WASHINGTON - It was another landmark week in the presidency of Donald Trump. He hosted key U.S. allies Emmanuel Macron of France and Angela Merkel of Germany; but, he also had to weather more turmoil in his Cabinet as well as the ongoing Russia investigation and intensifying scrutiny of his personal lawyer, Michael Cohen.
What might be an extraordinary week for another president has quickly become “situation normal” for the man elected as the nation’s 45th chief executive.
Trump wound up his chaotic week Friday by meeting with German Chancellor Merkel. During an Oval Office photo opportunity, Trump was eager to embrace a report from Republicans on the House Intelligence Committee that found no collusion between the Trump campaign and Russia.
“It was a great report. No collusion, which I knew anyway. No coordination, no nothing,” said Trump with Merkel looking on. “It is a witch hunt. That is all it is. No collusion with Russia, if you can believe this one.”
Representative Adam Schiff, the ranking Democrat on the House Intelligence Committee, issued a statement criticizing the Republican conclusions. Schiff asserted the committee did find evidence of collusion in “secret meetings and communications” between Trump campaign officials and others with links to the Russian government. The matter remains the focus of the investigation led by special counsel Robert Mueller.
Earlier in the week, Trump bonded with French President Macron during a formal state visit that was noted for the warm physical interactions between the two leaders.
“He is going to be an outstanding president. One of your great presidents and it is an honor to call you my friend. Thank you,” Trump told Macron at the end of their joint news conference.
Trump also received more good news this week when his choice for secretary of state, Mike Pompeo, finally won Senate confirmation.
There were, however, some significant setbacks as well, including the withdrawal of Ronny Jackson as the next head of the Department of Veterans Affairs and intense congressional scrutiny of embattled EPA chief Scott Pruitt, under fire for allegedly misspending government funds.
It was yet another week of dramatic ups and downs that have become a regular feature of the Trump White House.
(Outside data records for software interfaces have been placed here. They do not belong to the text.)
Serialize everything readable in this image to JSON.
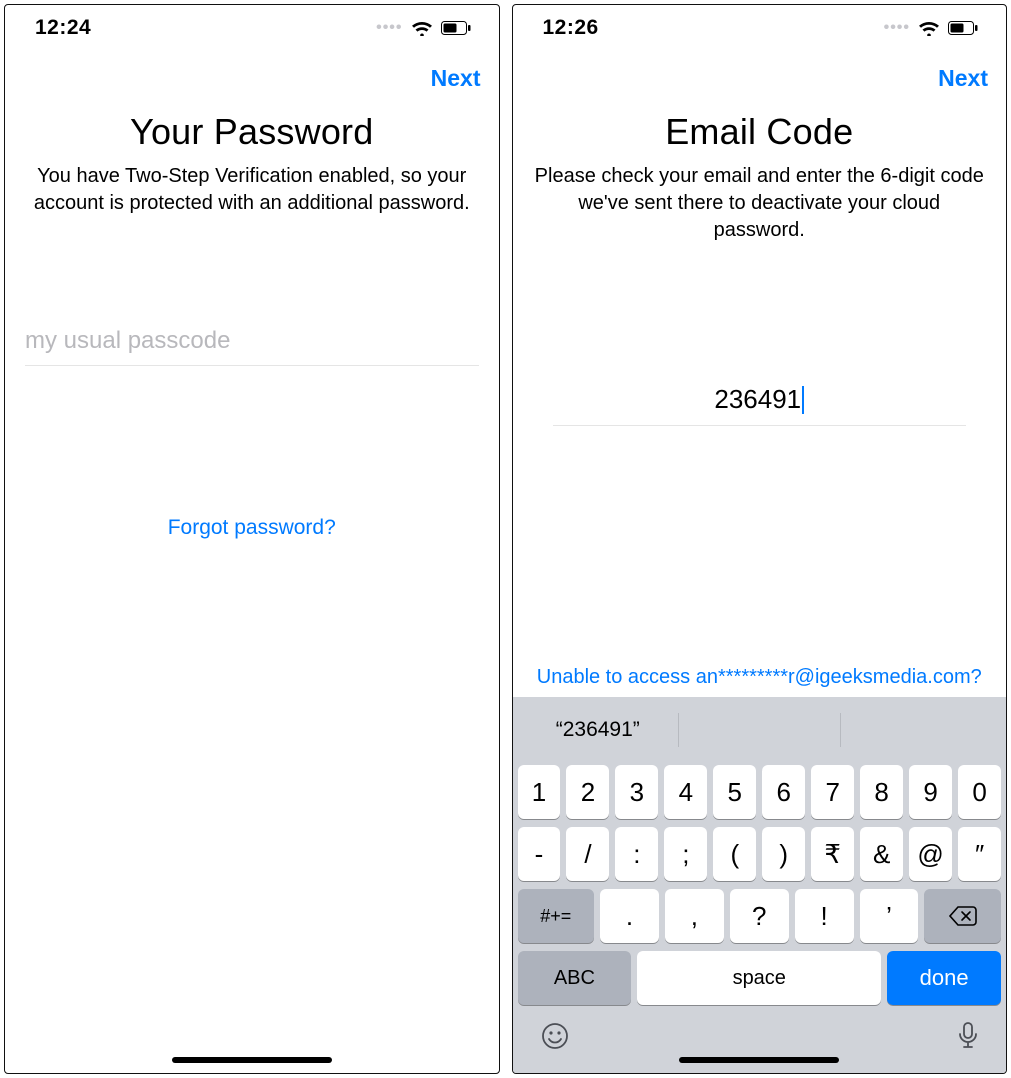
{
  "left": {
    "status_time": "12:24",
    "next_label": "Next",
    "title": "Your Password",
    "subtitle": "You have Two-Step Verification enabled, so your account is protected with an additional password.",
    "input_placeholder": "my usual passcode",
    "forgot_link": "Forgot password?"
  },
  "right": {
    "status_time": "12:26",
    "next_label": "Next",
    "title": "Email Code",
    "subtitle": "Please check your email and enter the 6-digit code we've sent there to deactivate your cloud password.",
    "input_value": "236491",
    "unable_link": "Unable to access an*********r@igeeksmedia.com?"
  },
  "keyboard": {
    "suggestion": "“236491”",
    "row1": [
      "1",
      "2",
      "3",
      "4",
      "5",
      "6",
      "7",
      "8",
      "9",
      "0"
    ],
    "row2": [
      "-",
      "/",
      ":",
      ";",
      "(",
      ")",
      "₹",
      "&",
      "@",
      "″"
    ],
    "row3_shift": "#+=",
    "row3": [
      ".",
      ",",
      "?",
      "!",
      "’"
    ],
    "abc": "ABC",
    "space": "space",
    "done": "done"
  }
}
“I don’t think it is that he thrives on chaos. He creates chaos and this is what the White House has been about and what Washington has been about,” said analyst Jim Kessler with the centrist Democratic group Third Way.
WATCHL Merkel, Macron and Cabinet Turmoil — Just Another Week at the Trump White House
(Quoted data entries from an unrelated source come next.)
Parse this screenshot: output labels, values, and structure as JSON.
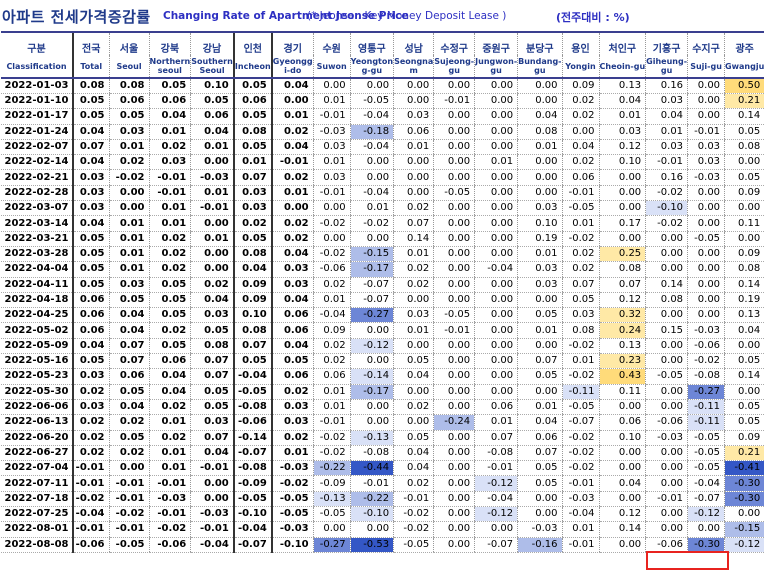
{
  "header": {
    "title_ko": "아파트 전세가격증감률",
    "title_en": "Changing Rate of Apartment Jeonse Price",
    "note": "(* Jeonse : Key Money Deposit Lease )",
    "unit": "(전주대비 : %)"
  },
  "columns": [
    {
      "ko": "구분",
      "en": "Classification"
    },
    {
      "ko": "전국",
      "en": "Total"
    },
    {
      "ko": "서울",
      "en": "Seoul"
    },
    {
      "ko": "강북",
      "en": "Northern seoul"
    },
    {
      "ko": "강남",
      "en": "Southern Seoul"
    },
    {
      "ko": "인천",
      "en": "Incheon"
    },
    {
      "ko": "경기",
      "en": "Gyeonggi-do"
    },
    {
      "ko": "수원",
      "en": "Suwon"
    },
    {
      "ko": "영통구",
      "en": "Yeongtong-gu"
    },
    {
      "ko": "성남",
      "en": "Seongnam"
    },
    {
      "ko": "수정구",
      "en": "Sujeong-gu"
    },
    {
      "ko": "중원구",
      "en": "Jungwon-gu"
    },
    {
      "ko": "분당구",
      "en": "Bundang-gu"
    },
    {
      "ko": "용인",
      "en": "Yongin"
    },
    {
      "ko": "처인구",
      "en": "Cheoin-gu"
    },
    {
      "ko": "기흥구",
      "en": "Giheung-gu"
    },
    {
      "ko": "수지구",
      "en": "Suji-gu"
    },
    {
      "ko": "광주",
      "en": "Gwangju"
    }
  ],
  "header_wrapped": {
    "Gyeonggi-do": [
      "Gyeongg",
      "i-do"
    ],
    "Yeongtong-gu": [
      "Yeongton",
      "g-gu"
    ],
    "Seongnam": [
      "Seongna",
      "m"
    ],
    "Sujeong-gu": [
      "Sujeong-",
      "gu"
    ],
    "Jungwon-gu": [
      "Jungwon-",
      "gu"
    ],
    "Bundang-gu": [
      "Bundang-",
      "gu"
    ],
    "Giheung-gu": [
      "Giheung-",
      "gu"
    ],
    "Northern seoul": [
      "Northern",
      "seoul"
    ],
    "Southern Seoul": [
      "Southern",
      "Seoul"
    ]
  },
  "rows": [
    [
      "2022-01-03",
      "0.08",
      "0.08",
      "0.05",
      "0.10",
      "0.05",
      "0.04",
      "0.00",
      "0.00",
      "0.00",
      "0.00",
      "0.00",
      "0.00",
      "0.09",
      "0.13",
      "0.16",
      "0.00",
      "0.50"
    ],
    [
      "2022-01-10",
      "0.05",
      "0.06",
      "0.06",
      "0.05",
      "0.06",
      "0.00",
      "0.01",
      "-0.05",
      "0.00",
      "-0.01",
      "0.00",
      "0.00",
      "0.02",
      "0.04",
      "0.03",
      "0.00",
      "0.21"
    ],
    [
      "2022-01-17",
      "0.05",
      "0.05",
      "0.04",
      "0.06",
      "0.05",
      "0.01",
      "-0.01",
      "-0.04",
      "0.03",
      "0.00",
      "0.00",
      "0.04",
      "0.02",
      "0.01",
      "0.04",
      "0.00",
      "0.14"
    ],
    [
      "2022-01-24",
      "0.04",
      "0.03",
      "0.01",
      "0.04",
      "0.08",
      "0.02",
      "-0.03",
      "-0.18",
      "0.06",
      "0.00",
      "0.00",
      "0.08",
      "0.00",
      "0.03",
      "0.01",
      "-0.01",
      "0.05"
    ],
    [
      "2022-02-07",
      "0.07",
      "0.01",
      "0.02",
      "0.01",
      "0.05",
      "0.04",
      "0.03",
      "-0.04",
      "0.01",
      "0.00",
      "0.00",
      "0.01",
      "0.04",
      "0.12",
      "0.03",
      "0.03",
      "0.08"
    ],
    [
      "2022-02-14",
      "0.04",
      "0.02",
      "0.03",
      "0.00",
      "0.01",
      "-0.01",
      "0.01",
      "0.00",
      "0.00",
      "0.00",
      "0.01",
      "0.00",
      "0.02",
      "0.10",
      "-0.01",
      "0.03",
      "0.00"
    ],
    [
      "2022-02-21",
      "0.03",
      "-0.02",
      "-0.01",
      "-0.03",
      "0.07",
      "0.02",
      "0.03",
      "0.00",
      "0.00",
      "0.00",
      "0.00",
      "0.00",
      "0.06",
      "0.00",
      "0.16",
      "-0.03",
      "0.05"
    ],
    [
      "2022-02-28",
      "0.03",
      "0.00",
      "-0.01",
      "0.01",
      "0.03",
      "0.01",
      "-0.01",
      "-0.04",
      "0.00",
      "-0.05",
      "0.00",
      "0.00",
      "-0.01",
      "0.00",
      "-0.02",
      "0.00",
      "0.09"
    ],
    [
      "2022-03-07",
      "0.03",
      "0.00",
      "0.01",
      "-0.01",
      "0.03",
      "0.00",
      "0.00",
      "0.01",
      "0.02",
      "0.00",
      "0.00",
      "0.03",
      "-0.05",
      "0.00",
      "-0.10",
      "0.00",
      "0.00"
    ],
    [
      "2022-03-14",
      "0.04",
      "0.01",
      "0.01",
      "0.00",
      "0.02",
      "0.02",
      "-0.02",
      "-0.02",
      "0.07",
      "0.00",
      "0.00",
      "0.10",
      "0.01",
      "0.17",
      "-0.02",
      "0.00",
      "0.11"
    ],
    [
      "2022-03-21",
      "0.05",
      "0.01",
      "0.02",
      "0.01",
      "0.05",
      "0.02",
      "0.00",
      "0.00",
      "0.14",
      "0.00",
      "0.00",
      "0.19",
      "-0.02",
      "0.00",
      "0.00",
      "-0.05",
      "0.00"
    ],
    [
      "2022-03-28",
      "0.05",
      "0.01",
      "0.02",
      "0.00",
      "0.08",
      "0.04",
      "-0.02",
      "-0.15",
      "0.01",
      "0.00",
      "0.00",
      "0.01",
      "0.02",
      "0.25",
      "0.00",
      "0.00",
      "0.09"
    ],
    [
      "2022-04-04",
      "0.05",
      "0.01",
      "0.02",
      "0.00",
      "0.04",
      "0.03",
      "-0.06",
      "-0.17",
      "0.02",
      "0.00",
      "-0.04",
      "0.03",
      "0.02",
      "0.08",
      "0.00",
      "0.00",
      "0.08"
    ],
    [
      "2022-04-11",
      "0.05",
      "0.03",
      "0.05",
      "0.02",
      "0.09",
      "0.03",
      "0.02",
      "-0.07",
      "0.02",
      "0.00",
      "0.00",
      "0.03",
      "0.07",
      "0.07",
      "0.14",
      "0.00",
      "0.14"
    ],
    [
      "2022-04-18",
      "0.06",
      "0.05",
      "0.05",
      "0.04",
      "0.09",
      "0.04",
      "0.01",
      "-0.07",
      "0.00",
      "0.00",
      "0.00",
      "0.00",
      "0.05",
      "0.12",
      "0.08",
      "0.00",
      "0.19"
    ],
    [
      "2022-04-25",
      "0.06",
      "0.04",
      "0.05",
      "0.03",
      "0.10",
      "0.06",
      "-0.04",
      "-0.27",
      "0.03",
      "-0.05",
      "0.00",
      "0.05",
      "0.03",
      "0.32",
      "0.00",
      "0.00",
      "0.13"
    ],
    [
      "2022-05-02",
      "0.06",
      "0.04",
      "0.02",
      "0.05",
      "0.08",
      "0.06",
      "0.09",
      "0.00",
      "0.01",
      "-0.01",
      "0.00",
      "0.01",
      "0.08",
      "0.24",
      "0.15",
      "-0.03",
      "0.04"
    ],
    [
      "2022-05-09",
      "0.04",
      "0.07",
      "0.05",
      "0.08",
      "0.07",
      "0.04",
      "0.02",
      "-0.12",
      "0.00",
      "0.00",
      "0.00",
      "0.00",
      "-0.02",
      "0.13",
      "0.00",
      "-0.06",
      "0.00"
    ],
    [
      "2022-05-16",
      "0.05",
      "0.07",
      "0.06",
      "0.07",
      "0.05",
      "0.05",
      "0.02",
      "0.00",
      "0.05",
      "0.00",
      "0.00",
      "0.07",
      "0.01",
      "0.23",
      "0.00",
      "-0.02",
      "0.05"
    ],
    [
      "2022-05-23",
      "0.03",
      "0.06",
      "0.04",
      "0.07",
      "-0.04",
      "0.06",
      "0.06",
      "-0.14",
      "0.04",
      "0.00",
      "0.00",
      "0.05",
      "-0.02",
      "0.43",
      "-0.05",
      "-0.08",
      "0.14"
    ],
    [
      "2022-05-30",
      "0.02",
      "0.05",
      "0.04",
      "0.05",
      "-0.05",
      "0.02",
      "0.01",
      "-0.17",
      "0.00",
      "0.00",
      "0.00",
      "0.00",
      "-0.11",
      "0.11",
      "0.00",
      "-0.27",
      "0.00"
    ],
    [
      "2022-06-06",
      "0.03",
      "0.04",
      "0.02",
      "0.05",
      "-0.08",
      "0.03",
      "0.01",
      "0.00",
      "0.02",
      "0.00",
      "0.06",
      "0.01",
      "-0.05",
      "0.00",
      "0.00",
      "-0.11",
      "0.05"
    ],
    [
      "2022-06-13",
      "0.02",
      "0.02",
      "0.01",
      "0.03",
      "-0.06",
      "0.03",
      "-0.01",
      "0.00",
      "0.00",
      "-0.24",
      "0.01",
      "0.04",
      "-0.07",
      "0.06",
      "-0.06",
      "-0.11",
      "0.05"
    ],
    [
      "2022-06-20",
      "0.02",
      "0.05",
      "0.02",
      "0.07",
      "-0.14",
      "0.02",
      "-0.02",
      "-0.13",
      "0.05",
      "0.00",
      "0.07",
      "0.06",
      "-0.02",
      "0.10",
      "-0.03",
      "-0.05",
      "0.09"
    ],
    [
      "2022-06-27",
      "0.02",
      "0.02",
      "0.01",
      "0.04",
      "-0.07",
      "0.01",
      "-0.02",
      "-0.08",
      "0.04",
      "0.00",
      "-0.08",
      "0.07",
      "-0.02",
      "0.00",
      "0.00",
      "-0.05",
      "0.21"
    ],
    [
      "2022-07-04",
      "-0.01",
      "0.00",
      "0.01",
      "-0.01",
      "-0.08",
      "-0.03",
      "-0.22",
      "-0.44",
      "0.04",
      "0.00",
      "-0.01",
      "0.05",
      "-0.02",
      "0.00",
      "0.00",
      "-0.05",
      "-0.41"
    ],
    [
      "2022-07-11",
      "-0.01",
      "-0.01",
      "-0.01",
      "0.00",
      "-0.09",
      "-0.02",
      "-0.09",
      "-0.01",
      "0.02",
      "0.00",
      "-0.12",
      "0.05",
      "-0.01",
      "0.04",
      "0.00",
      "-0.04",
      "-0.30"
    ],
    [
      "2022-07-18",
      "-0.02",
      "-0.01",
      "-0.03",
      "0.00",
      "-0.05",
      "-0.05",
      "-0.13",
      "-0.22",
      "-0.01",
      "0.00",
      "-0.04",
      "0.00",
      "-0.03",
      "0.00",
      "-0.01",
      "-0.07",
      "-0.30"
    ],
    [
      "2022-07-25",
      "-0.04",
      "-0.02",
      "-0.01",
      "-0.03",
      "-0.10",
      "-0.05",
      "-0.05",
      "-0.10",
      "-0.02",
      "0.00",
      "-0.12",
      "0.00",
      "-0.04",
      "0.12",
      "0.00",
      "-0.12",
      "0.00"
    ],
    [
      "2022-08-01",
      "-0.01",
      "-0.01",
      "-0.02",
      "-0.01",
      "-0.04",
      "-0.03",
      "0.00",
      "0.00",
      "-0.02",
      "0.00",
      "0.00",
      "-0.03",
      "0.01",
      "0.14",
      "0.00",
      "0.00",
      "-0.15"
    ],
    [
      "2022-08-08",
      "-0.06",
      "-0.05",
      "-0.06",
      "-0.04",
      "-0.07",
      "-0.10",
      "-0.27",
      "-0.53",
      "-0.05",
      "0.00",
      "-0.07",
      "-0.16",
      "-0.01",
      "0.00",
      "-0.06",
      "-0.30",
      "-0.12"
    ]
  ],
  "colors": {
    "header_text": "#1f3a8a",
    "title_en": "#2d2fc2",
    "highlight_box": "#e8231f",
    "positive_strong": "#ffdb7a",
    "negative_strong": "#3457c6"
  }
}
In addition to the Russia probe, the legal problems confronting Trump’s personal lawyer, Michael Cohen, continue to cast a shadow over the administration, according to John Fortier with the Bipartisan Policy Center in Washington.
“It’s an up and down week. It’s always a very exciting time with Donald Trump, but certainly the circus atmosphere of the appointments and the scandal is often coming back into play.”
Both Fortier and Kessler are the guests this week on VOA’s “Encounter” radio program.
Kessler said Trump is hoping that the good news about improving relations between North Korea and South Korea and his close friendship with Macron will overshadow the setbacks.
“Trump felt good about bonding with Macron and Macron elevated himself on the world stage. So in that way, this was a good week for Donald Trump despite all the bad things that happened to him,” Kessler said.
At a joint news conference Friday with Merkel, Trump congratulated the leaders of North Korea and South Korea after their summit. He also said the U.S. will continue to exert “maximum pressure” on North Korea until denuclearization takes place.
A new Quinnipiac University poll this week found that U.S. voters approve of Trump’s handling of the North Korea issue by a margin of 52 percent to 42 percent. Trump’s overall approval rating in the same poll was 39 percent favorable, 54 percent unfavorable.
Ever the showman, Trump found time late in the week to lead a tour for the children of White House reporters.